Marcos said little else about China during his campaign to replace President Rodrigo Duterte, who must step down next month due to a term limit. Duterte started out pro-China in 2016. Then, as relations slowly soured, he gravitated back toward Washington, a treaty ally since 1951 that has helped train troops in case of a naval conflict with Beijing. Beijing and Washington are former Cold War foes who spar with each other over trade, technology and China’s naval expansion.

“There is no record of a specific policy, because Marcos was basically refraining from talking of specific policy” during the campaign, said Ramon Casiple, an independent political analyst based in Manila.

Campaign about the past

The candidate’s father, also named Ferdinand Marcos, was first elected president of the Philippines in 1965 and announced martial law seven years later. His government imprisoned, tortured and killed thousands, the U.S.-based think tank Center for Strategic and International Studies says in a Monday commentary. A revolution brought him down in 1986.

The son’s campaign focused on recasting his father’s troubled reign as “persecution” and the martial law years as a “time of relative peace and prosperity.” He declined to take on issues through debates or interviews, the think tank commentary adds.

“He has, however, been clear that he would like to take another crack at improving ties with Beijing, as current leader Duterte has tried with mixed success,” it says.

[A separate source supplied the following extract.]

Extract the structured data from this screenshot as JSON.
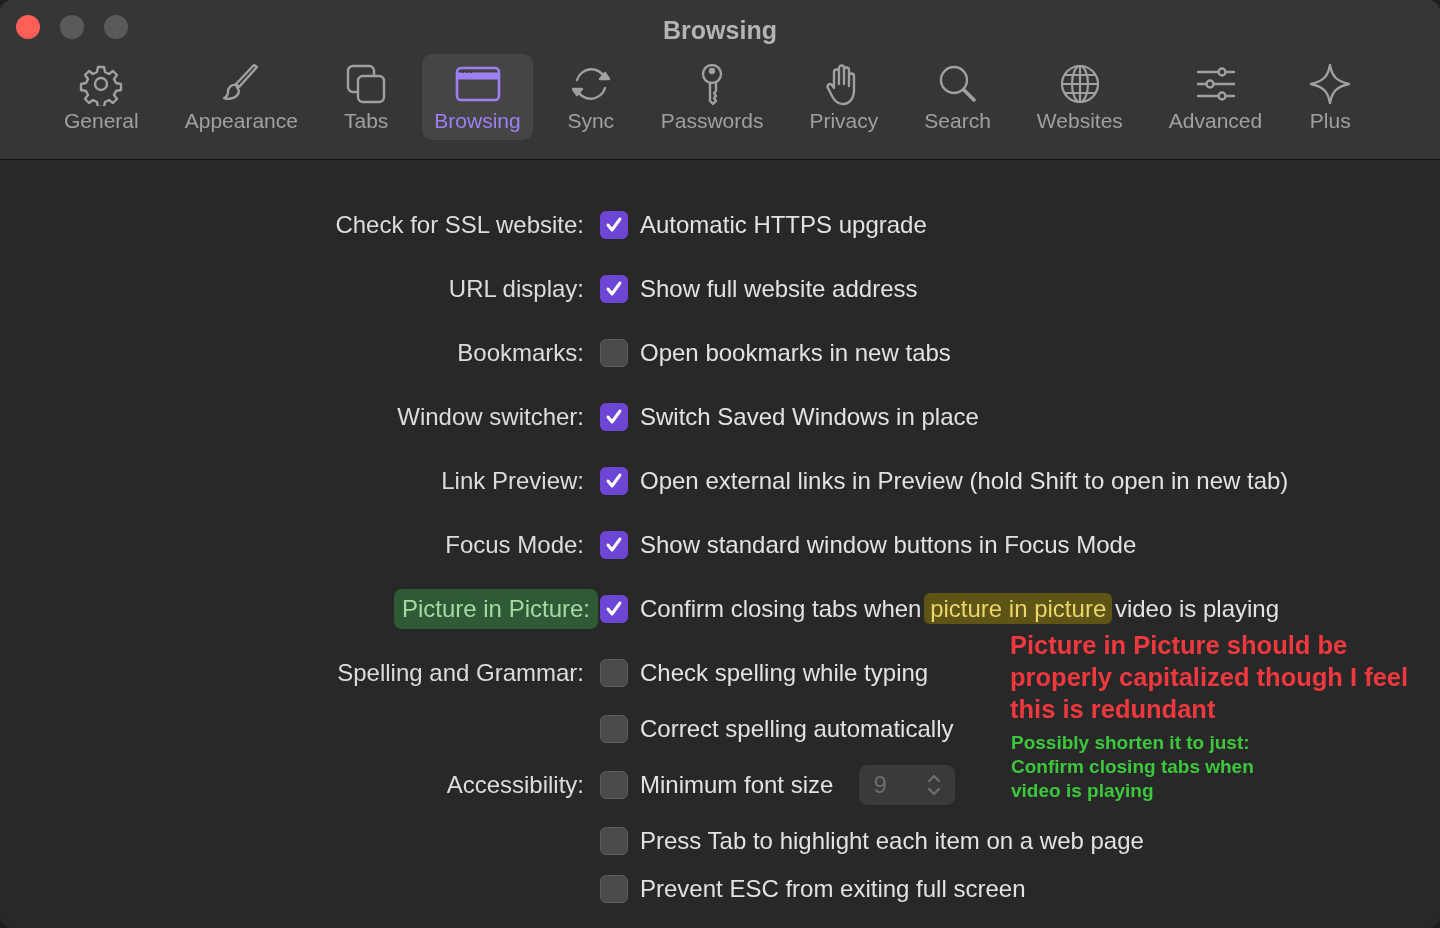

Duterte, who distrusted the U.S. government before taking office in 2016, visited China within months of his inauguration. He eventually received Chinese aid and investment pledges of $33 billion.

Marcos Jr., though not affiliated politically with Duterte, is likely to seek a neutral stance toward China and the United States, analysts say.

“I don’t find enough evidence in Marcos’ track record to believe that he has an unambiguous desire to throw it in with China,” said Satu Limaye, vice president of the East-West Center research organization in Honolulu.

China’s investments in the Philippines, a largely impoverished nation of 112.5 million, would keep doors open, Limaye added. “China is a big player in the region,” he said. “The Philippines has important commercial relationships with China, and (China) will help balance, some would say, the overdependent relationship with the United States.”

A spokesperson for the Chinese embassy in Washington, D.C., declined to comment on the Philippine election. He called the polls an "internal affair."

Beijing is probably watching for the next move, Limaye said. “They’re very realistic and they’ve seen (the Philippines) swing back and forth and back and forth,” he said. “It’s not as cut and dry as people make it out to be.”

Southeast Asian countries normally try to “balance” relations between China and the United States, said Enrico Cau, Southeast Asia specialist with the Taiwan Strategy Research Association. Those countries generally look to China for economic help while going to the United States for military support.

“Balancing for them is a priority, in my opinion,” Cau said.

Festering South China Sea dispute

Chinese coast guard vessels and fishing fleets have returned to tracts of the South China Sea claimed by the Philippines over the past four years, testing Duterte’s initial friendship with Beijing. A flap in March and April 2021 over 220 Chinese boats moored off a reef that’s disputed by the two countries angered the public as well as people in Duterte’s Cabinet.

A Marcos government would probably work through the embassies to resolve any new South China Sea upsets, Cau said, while doubling up on coastal security to avoid new incidents.

“There is a sort of a development of contrasting tendencies,” he said. “One is to appease China, because the Philippines at the moment doesn’t have the capability to oppose it, and at the same time developing proper measures in order to counter China appropriately in the future.”

China cites historical documents to support its claim to about 90% of the resource-rich 3.5 million-square-kilometer sea, chafing against the claims of three other Southeast Asian countries — Brunei, Malaysia and Vietnam. China has alarmed the Southeast Asian claimants, all militarily weaker, over the past decade by landfilling islets for military installations.